When I want to miss the truth in a very sophisticated and subtle manner, then I defer to my betters at such urbane and disingenuous misdirection. The New York Times has perfected the art of such dissembling. Here they inform but do not educate about recent disturbing events in Wisconsin.
On Aug. 25, 2020, Kyle Rittenhouse, a teenager, shot three men, two of them fatally, during street protests in Kenosha, Wis., over the shooting of a Black man by a white police officer. Mr. Rittenhouse’s trial, which began on Nov. 1, revolved around a central question: Did his actions constitute self-defense under Wisconsin law? Last week, a jury decided that they did, finding him not guilty on every count against him.

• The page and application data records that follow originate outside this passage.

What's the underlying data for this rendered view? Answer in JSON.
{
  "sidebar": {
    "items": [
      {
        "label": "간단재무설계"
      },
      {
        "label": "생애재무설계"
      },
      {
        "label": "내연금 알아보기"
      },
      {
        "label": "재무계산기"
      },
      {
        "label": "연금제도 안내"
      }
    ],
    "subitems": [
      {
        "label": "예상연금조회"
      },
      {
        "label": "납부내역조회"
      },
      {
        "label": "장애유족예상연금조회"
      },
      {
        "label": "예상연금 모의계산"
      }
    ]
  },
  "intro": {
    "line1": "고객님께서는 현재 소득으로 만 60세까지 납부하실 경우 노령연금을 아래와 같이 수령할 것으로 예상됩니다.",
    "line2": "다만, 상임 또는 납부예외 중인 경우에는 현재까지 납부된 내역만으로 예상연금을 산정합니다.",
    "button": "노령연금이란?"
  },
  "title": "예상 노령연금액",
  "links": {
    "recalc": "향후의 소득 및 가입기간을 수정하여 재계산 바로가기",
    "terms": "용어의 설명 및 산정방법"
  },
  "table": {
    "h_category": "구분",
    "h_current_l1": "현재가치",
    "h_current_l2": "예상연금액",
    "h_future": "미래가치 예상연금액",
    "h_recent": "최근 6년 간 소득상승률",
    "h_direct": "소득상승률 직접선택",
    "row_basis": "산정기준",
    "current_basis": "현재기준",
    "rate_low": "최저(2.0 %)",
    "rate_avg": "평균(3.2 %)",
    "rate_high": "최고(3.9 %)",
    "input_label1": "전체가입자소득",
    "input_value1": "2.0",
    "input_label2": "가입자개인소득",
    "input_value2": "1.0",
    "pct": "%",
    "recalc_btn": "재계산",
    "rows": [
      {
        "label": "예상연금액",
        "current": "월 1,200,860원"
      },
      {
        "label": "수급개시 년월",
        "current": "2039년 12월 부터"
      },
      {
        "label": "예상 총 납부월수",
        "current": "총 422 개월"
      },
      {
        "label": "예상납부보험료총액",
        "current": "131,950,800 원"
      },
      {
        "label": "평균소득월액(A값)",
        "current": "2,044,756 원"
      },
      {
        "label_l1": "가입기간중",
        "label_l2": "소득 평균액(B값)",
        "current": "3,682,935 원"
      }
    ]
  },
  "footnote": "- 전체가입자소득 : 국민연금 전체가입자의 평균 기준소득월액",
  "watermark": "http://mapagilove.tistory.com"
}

The entire question that nobody wants to hear debated consists of “why?” Why did a set of preconditions that made Kyle Rittenhouse’s display of basic rifle marksmanship even necessary or sufficient come to exist? Why allow a mob to torch a city without a massive response from the authorities? Why would a teenage kid be the last line of defense against the Visigoths? Why would hordes of insane people cross state borders to riot in some place known as Kinosha?
It gets back to what governments care about. On a short enough timeline, governments are exceedingly competent. That, rather than stupidity, is what makes them infuriating. The US government really could fix infrastructure, police our national borders, lower the societal rate of poverty, improve the plight of those who live in poverty, and maintain at least reluctant pacifism on the streets of Amerikan cities. These things would all be possible if it were worth our government’s time and effort to bother.
All these goals could eventually make the world a better place (or not, given human nature). Who wouldn’t want nice things like World Peace and universal commonweal? I would feel like a better person if I went out there and made all this good stuff happen. I also would never obtain unchallenged power and have the all the perquisites of an overblown Roman Emperor.
Governments are good at what they are incentivized to be good at. Those things that do not give them more power, control, and adulation, not so much. The Governor of Wisconsin had the option of making Kenosha — or is it Kinshasa — a locked-down no-go zone for anyone who wanted to trash things in solidarity with Saint George Floyd. Even National Review can still figure that much out.
But Evers was and is the governor — the commander of the Wisconsin National Guard. His job in such a situation isn’t merely to defer to requests from city and county officials; it’s to anticipate and head off rioting. Given that the country had just witnessed riots following the murder of George Floyd, he should have immediately known greater numbers of riot police and National Guard would be necessary to keep the peace.
In a world where incentives aligned with decency, the entire fiasco in Kinosha, WI would hang a black pall over Gov. Evers’ legacy as a leader. Why? Because not letting entire portions of a city burn to the ground is pretty much part of a state governor’s job. At least it would be a part of that job if governors in Amerika’s democracy derived reward from caring for the people they actually govern.
To figure out the “why” driving Governor Evers, it helps to see what rewarded him and what would lead him to punishment. His party needed the sort of chaos that gets an incumbent (in this case, Donald Trump) voted out of office. The #BLM riots were a classic example of the old Vladimir Lenin remark “the worse, the better.”
Many of his benefactors and voters were people who flet entitled to riot in Kenosha after police officers shot and injured an individual who gave them problems named Jacob Blake. Letting Kenosha burn hurt Donald Trump and helped make Evers appear sympathetic to minority concerns. Tony Evers profited professionally from what happened in Kenosha until Kyle Rittenhouse showed up with his AR-15.
Yet Tony Evers could have just decide to forgo a reward that came at the cost of misery and destruction to others. Maybe Evers could just decide to pander to minorities in a different fashion. Sadly, incentives not only involve carrots. There is always also a stick.
Evers exists in am environment of competitive virtue signalling. He cannot just believe the right things. He has to believe them more fervently then every other college graduate who believes all the right things. Somebody else who panders more can replace him at any time.
The riots don’t have to just target Donald Trump. They could also target Tony Evers. He who lives by the sword dies by it. Finally, Tony Evers just rides a tiger. Evers does not lead. He panders to survive like every politician in a nation fallen under demotism.
William F. Cuckley’s National Review concludes the article on Kenosha with some, but not all, of the truth. For them, that’s not entirely bad.
But riots are not acts of God. They are caused by men, and it takes men to stop them. If the man in charge of Wisconsin’s National Guard had deployed 1,500 Guardsmen on August 23, August 24, or August 25, it’s entirely possible that the deadly encounter between Rittenhouse and Rosenbaum would have never occurred.
It does take men to stop riots. It also takes incentives to motivate those men. Tony Evers was the man required at a particular time and in a particular place to stop a riot. He was not motivated. The incentives that drove him were perverse to the commonweal. At some point that could read as a fitting epitaph to Amerikan Democracy.